People from the two villages see each other from time to time but aren’t all that friendly. The shirt-wearing village likes the look of the dolls from the animal-doll village, and decides to make their own just like them, without asking. They’ve heard the dolls have a complex ceremony and meaning, but they don’t care. To the animal-doll village’s dismay, they learn that the shirt-wearers have been making ‘soulless’ animal dolls that are not connected to a villager, are not prayed over the right way, and in their belief is a dead and cursed thing. They never asked, and they did not follow the rules. In the meantime, many shirt-wearers steal fish from the animal-doll village’s fishing cages, stomp on their crops for fun when they are drunk, and make rude faces at them when they see them in the fields. They learn how to make the special drink they commune with the dead with, but drink it all the time, carelessly, and still won’t talk nicely to the animal-doll village people. They are mostly disrespectful, but still take things from the other village without being nice to them, and without asking. They enjoy the things the animal-doll people make, but do not enjoy them, and cause them suffering. This is CULTURAL APPROPRIATION.

And lastly….

You, a shirt-wearer with a blue spotted shirt, are playing with a toy. Another child comes up to you and in a friendly manner, asks to play. You hand them your toy. This is sharing.
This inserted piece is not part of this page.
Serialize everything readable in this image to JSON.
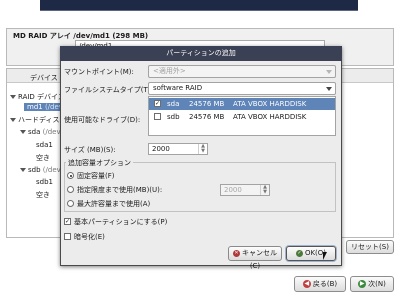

Another day, a different child with a red shirt points at your blue shirt, makes fun of it, and takes your toy. This is stealing. This is more like Cultural Appropriation.

You guys need to learn that there are more ways for a culture to spread than just Appropriation. Cultural Appropriation is not ‘the sharing of a culture’. Fighting Cultural Appropriation does not keep cultures from evolving. It is simply pointing out that consent matters with culture, too, and when you take something from a culture you still disrespect and oppress, it’s not consensual, and the people do not have to let you do it.

huffingtonpost.com
'I Am Jazz' Transgender Doll To Debut At NYC Toy Fair
Reality TV star thanks doll company "for being so progressive."

YES! Jazz is so frigging awesome. Kudos to Tonner for letting modernity change his mind about people who are different. More of this, please.

  • Hong Kong: like, happy Mother's Day!
  • England: ... to me or China?
  • Hong Kong: both of you, duh.
  • America: hey, my gift is for both England and China too! Plus France~!
  • Canada: I have a gift for England, France... and China.
  • France: oh cuties~!! I have a gift for China as well.
  • Japan: wait... does everyone have gifts for China?
  • England: I think so... I have a gift for China too...
  • Russia: same~~
  • China: wait- what??
  • Most of the countries: ... Happy Mother's Day!!
  • China: ... how did I gain so many children- OH CUTE PANDA DOLL!